▸ **ABOUT THIS TASK**
Set down each record below exactly as it stands. Pictures are not part of the copy.

** Opening INPUT RECORDS block **

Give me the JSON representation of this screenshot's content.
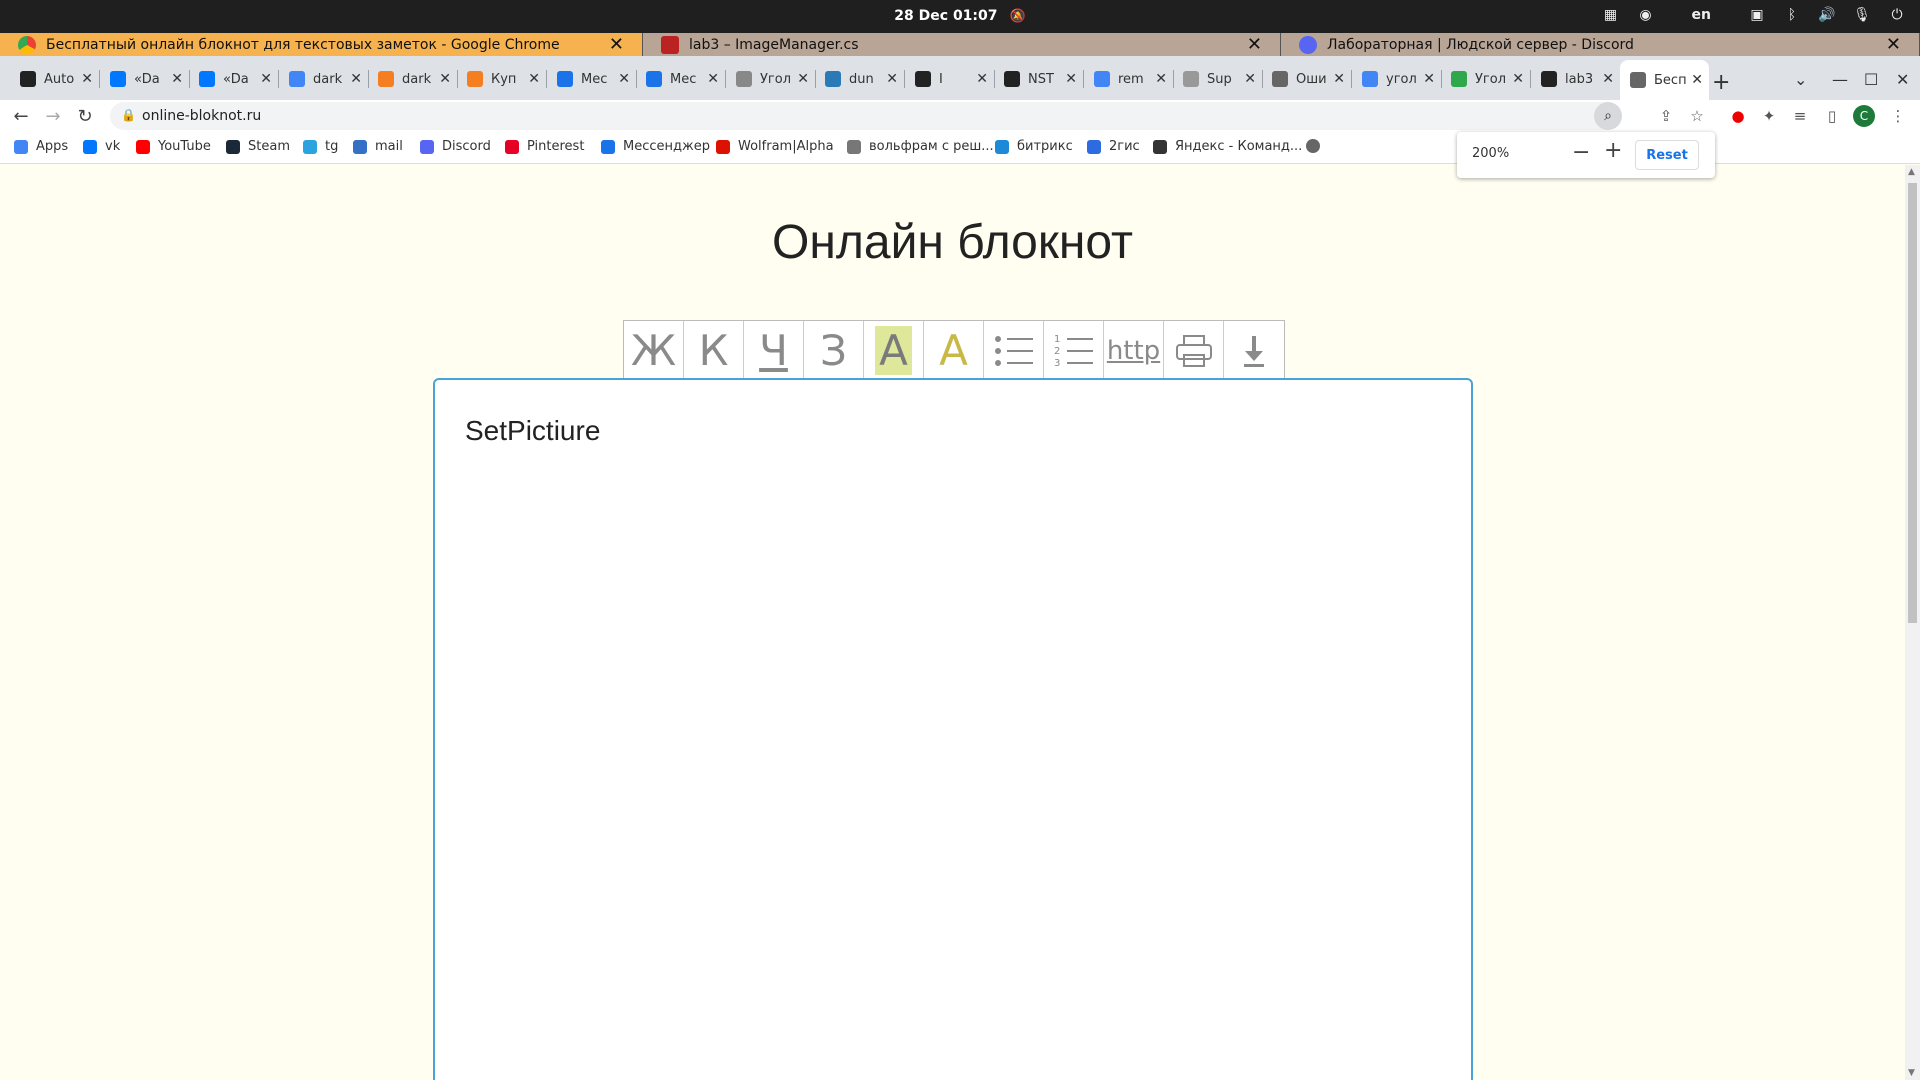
{
  "os": {
    "datetime": "28 Dec  01:07",
    "lang": "en"
  },
  "windows": [
    {
      "title": "Бесплатный онлайн блокнот для текстовых заметок - Google Chrome",
      "icon": "chrome-icon",
      "active": true
    },
    {
      "title": "lab3 – ImageManager.cs",
      "icon": "rider-icon",
      "active": false
    },
    {
      "title": "Лабораторная | Людской сервер - Discord",
      "icon": "discord-icon",
      "active": false
    }
  ],
  "tabs": [
    {
      "label": "Auto",
      "icon": "github-icon"
    },
    {
      "label": "«Da",
      "icon": "vk-icon"
    },
    {
      "label": "«Da",
      "icon": "vk-icon"
    },
    {
      "label": "dark",
      "icon": "google-icon"
    },
    {
      "label": "dark",
      "icon": "dns-icon"
    },
    {
      "label": "Куп",
      "icon": "dns-icon"
    },
    {
      "label": "Мес",
      "icon": "messenger-icon"
    },
    {
      "label": "Мес",
      "icon": "messenger-icon"
    },
    {
      "label": "Угол",
      "icon": "translate-icon"
    },
    {
      "label": "dun",
      "icon": "chat-icon"
    },
    {
      "label": "I",
      "icon": "youtube-icon"
    },
    {
      "label": "NST",
      "icon": "github-icon"
    },
    {
      "label": "rem",
      "icon": "google-icon"
    },
    {
      "label": "Sup",
      "icon": "wolfram-icon"
    },
    {
      "label": "Оши",
      "icon": "ai-icon"
    },
    {
      "label": "угол",
      "icon": "google-icon"
    },
    {
      "label": "Угол",
      "icon": "green-icon"
    },
    {
      "label": "lab3",
      "icon": "github-icon"
    },
    {
      "label": "Бесп",
      "icon": "page-icon"
    }
  ],
  "address": {
    "url": "online-bloknot.ru"
  },
  "bookmarks": [
    {
      "label": "Apps",
      "icon": "apps-icon",
      "color": "#4285f4"
    },
    {
      "label": "vk",
      "icon": "vk-icon",
      "color": "#0077ff"
    },
    {
      "label": "YouTube",
      "icon": "youtube-icon",
      "color": "#ff0000"
    },
    {
      "label": "Steam",
      "icon": "steam-icon",
      "color": "#1b2838"
    },
    {
      "label": "tg",
      "icon": "telegram-icon",
      "color": "#2aa3de"
    },
    {
      "label": "mail",
      "icon": "mail-icon",
      "color": "#3470c6"
    },
    {
      "label": "Discord",
      "icon": "discord-icon",
      "color": "#5865f2"
    },
    {
      "label": "Pinterest",
      "icon": "pinterest-icon",
      "color": "#e60023"
    },
    {
      "label": "Мессенджер",
      "icon": "messenger-icon",
      "color": "#1a73e8"
    },
    {
      "label": "Wolfram|Alpha",
      "icon": "wolfram-icon",
      "color": "#dd1100"
    },
    {
      "label": "вольфрам с реш...",
      "icon": "wolfram2-icon",
      "color": "#777777"
    },
    {
      "label": "битрикс",
      "icon": "bitrix-icon",
      "color": "#1c8ad6"
    },
    {
      "label": "2гис",
      "icon": "2gis-icon",
      "color": "#2c6ce0"
    },
    {
      "label": "Яндекс - Команд...",
      "icon": "yandex-icon",
      "color": "#333333"
    },
    {
      "label": "",
      "icon": "globe-icon",
      "color": "#666666"
    }
  ],
  "zoom": {
    "value": "200%",
    "minus": "−",
    "plus": "+",
    "reset": "Reset"
  },
  "page": {
    "title": "Онлайн блокнот",
    "toolbar": [
      "Ж",
      "К",
      "Ч",
      "З",
      "A",
      "A",
      "list",
      "numlist",
      "http",
      "print",
      "download"
    ],
    "editor_text": "SetPictiure"
  }
}
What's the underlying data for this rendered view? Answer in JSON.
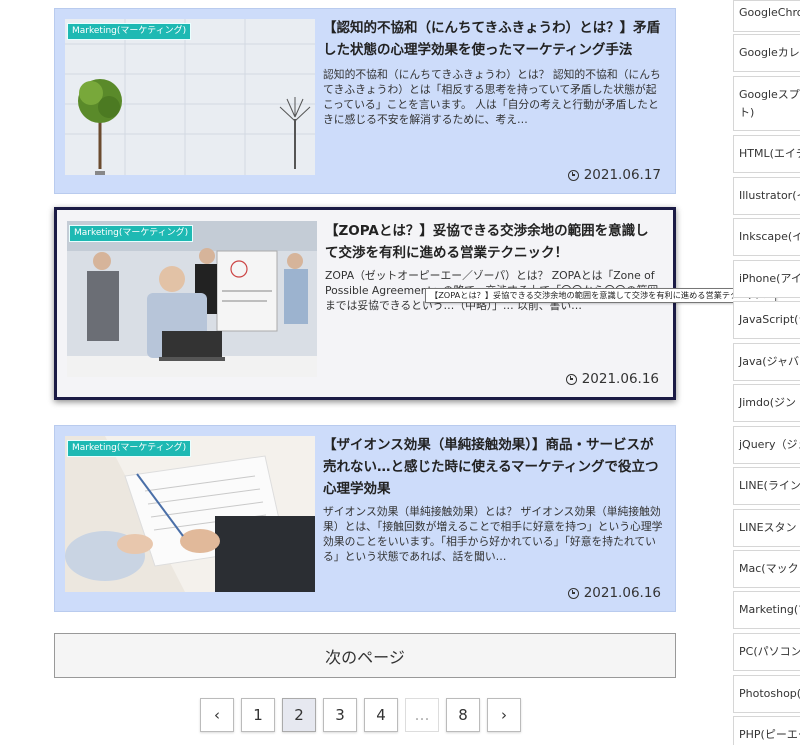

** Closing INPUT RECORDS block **

▸ **REPLY**
Give me the JSON representation of this screenshot's content.
{
  "os": {
    "datetime": "28 Dec  01:07",
    "lang": "en"
  },
  "windows": [
    {
      "title": "Бесплатный онлайн блокнот для текстовых заметок - Google Chrome",
      "icon": "chrome-icon",
      "active": true
    },
    {
      "title": "lab3 – ImageManager.cs",
      "icon": "rider-icon",
      "active": false
    },
    {
      "title": "Лабораторная | Людской сервер - Discord",
      "icon": "discord-icon",
      "active": false
    }
  ],
  "tabs": [
    {
      "label": "Auto",
      "icon": "github-icon"
    },
    {
      "label": "«Da",
      "icon": "vk-icon"
    },
    {
      "label": "«Da",
      "icon": "vk-icon"
    },
    {
      "label": "dark",
      "icon": "google-icon"
    },
    {
      "label": "dark",
      "icon": "dns-icon"
    },
    {
      "label": "Куп",
      "icon": "dns-icon"
    },
    {
      "label": "Мес",
      "icon": "messenger-icon"
    },
    {
      "label": "Мес",
      "icon": "messenger-icon"
    },
    {
      "label": "Угол",
      "icon": "translate-icon"
    },
    {
      "label": "dun",
      "icon": "chat-icon"
    },
    {
      "label": "I",
      "icon": "youtube-icon"
    },
    {
      "label": "NST",
      "icon": "github-icon"
    },
    {
      "label": "rem",
      "icon": "google-icon"
    },
    {
      "label": "Sup",
      "icon": "wolfram-icon"
    },
    {
      "label": "Оши",
      "icon": "ai-icon"
    },
    {
      "label": "угол",
      "icon": "google-icon"
    },
    {
      "label": "Угол",
      "icon": "green-icon"
    },
    {
      "label": "lab3",
      "icon": "github-icon"
    },
    {
      "label": "Бесп",
      "icon": "page-icon"
    }
  ],
  "address": {
    "url": "online-bloknot.ru"
  },
  "bookmarks": [
    {
      "label": "Apps",
      "icon": "apps-icon",
      "color": "#4285f4"
    },
    {
      "label": "vk",
      "icon": "vk-icon",
      "color": "#0077ff"
    },
    {
      "label": "YouTube",
      "icon": "youtube-icon",
      "color": "#ff0000"
    },
    {
      "label": "Steam",
      "icon": "steam-icon",
      "color": "#1b2838"
    },
    {
      "label": "tg",
      "icon": "telegram-icon",
      "color": "#2aa3de"
    },
    {
      "label": "mail",
      "icon": "mail-icon",
      "color": "#3470c6"
    },
    {
      "label": "Discord",
      "icon": "discord-icon",
      "color": "#5865f2"
    },
    {
      "label": "Pinterest",
      "icon": "pinterest-icon",
      "color": "#e60023"
    },
    {
      "label": "Мессенджер",
      "icon": "messenger-icon",
      "color": "#1a73e8"
    },
    {
      "label": "Wolfram|Alpha",
      "icon": "wolfram-icon",
      "color": "#dd1100"
    },
    {
      "label": "вольфрам с реш...",
      "icon": "wolfram2-icon",
      "color": "#777777"
    },
    {
      "label": "битрикс",
      "icon": "bitrix-icon",
      "color": "#1c8ad6"
    },
    {
      "label": "2гис",
      "icon": "2gis-icon",
      "color": "#2c6ce0"
    },
    {
      "label": "Яндекс - Команд...",
      "icon": "yandex-icon",
      "color": "#333333"
    },
    {
      "label": "",
      "icon": "globe-icon",
      "color": "#666666"
    }
  ],
  "zoom": {
    "value": "200%",
    "minus": "−",
    "plus": "+",
    "reset": "Reset"
  },
  "page": {
    "title": "Онлайн блокнот",
    "toolbar": [
      "Ж",
      "К",
      "Ч",
      "З",
      "A",
      "A",
      "list",
      "numlist",
      "http",
      "print",
      "download"
    ],
    "editor_text": "SetPictiure"
  }
}
What's the underlying data for this rendered view? Answer in JSON.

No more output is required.